Xerox that. Copy that. Do you understand?
All the same. Xerox that is of my making. Copy that originated as radio slang for messages between control towers and/or aircraft.
Xerox maintains copyright of the name Xerox and prefers people call their copies, photocopies not xeroxes. When you go to your Hewlett Packard copy machine, you should not say "I'm going to be back soon after I xerox these papers". You should say "I'm going to be back soon after I copy these papers." Trademark hell for sure. Free advertisement but your brand disappears for everyone to use to advertise their brand.
The real topic of this post is when brand names become terms for a product is usually when there is a verb using the word.
Like, google "your question".
Taser - that smarts
Cellophane - Brits say clingfilm
Then there is using the brand name as the noun of the object
All of the brands above have their brand name or trademark copyright protected. So don't invent a product and plan to call it any of those things.
In my home, we call a popular object buttons. We lose our buttons. We ask each other if they know where the buttons are.
Some brands that have long become generic are
videotape - soon to be obsolete

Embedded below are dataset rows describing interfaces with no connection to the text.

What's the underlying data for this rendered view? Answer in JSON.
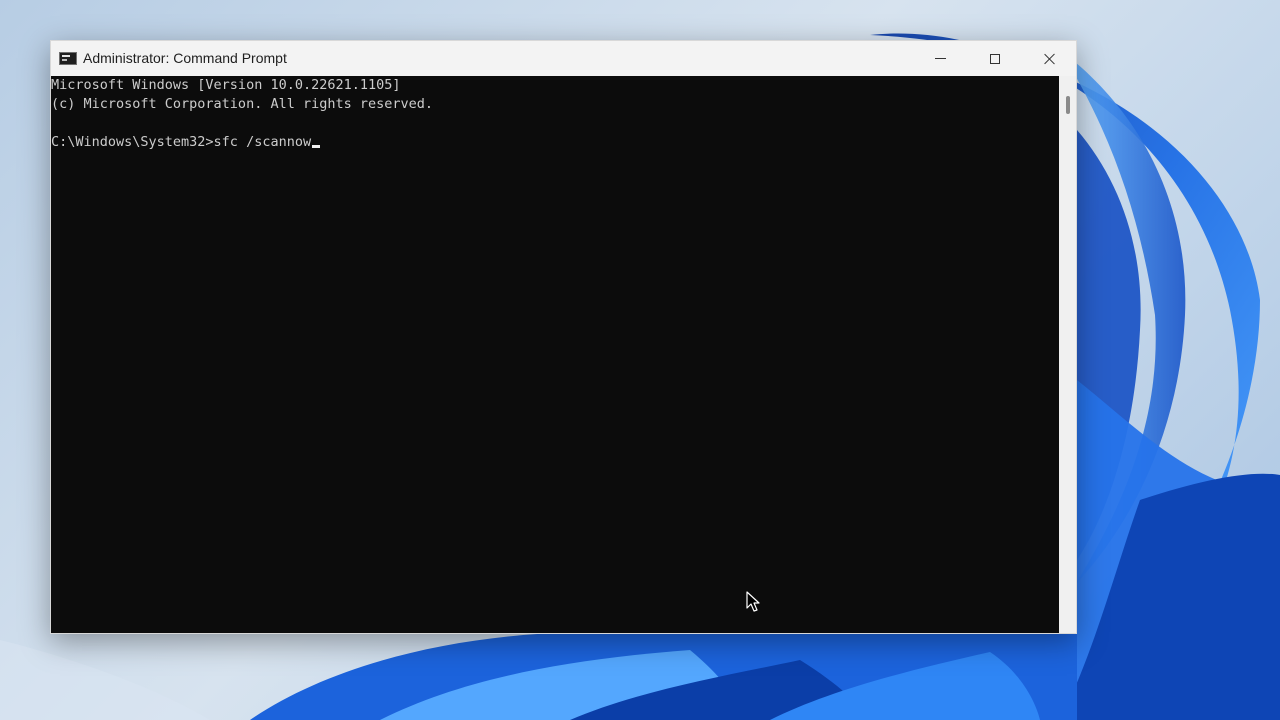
{
  "window": {
    "title": "Administrator: Command Prompt",
    "controls": {
      "minimize": "minimize",
      "maximize": "maximize",
      "close": "close"
    }
  },
  "terminal": {
    "lines": [
      "Microsoft Windows [Version 10.0.22621.1105]",
      "(c) Microsoft Corporation. All rights reserved.",
      "",
      "C:\\Windows\\System32>sfc /scannow"
    ]
  },
  "colors": {
    "terminal_background": "#0c0c0c",
    "terminal_text": "#cccccc",
    "titlebar": "#f3f3f3",
    "wallpaper_accent": "#1f5fd8"
  },
  "icons": {
    "app": "cmd-icon",
    "cursor": "mouse-pointer-icon"
  }
}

Anyway, buttons is what we call our remote control. Now what do you call the small cardboard tube at the center of a toilet paper roll or the ends of a loaf of bread?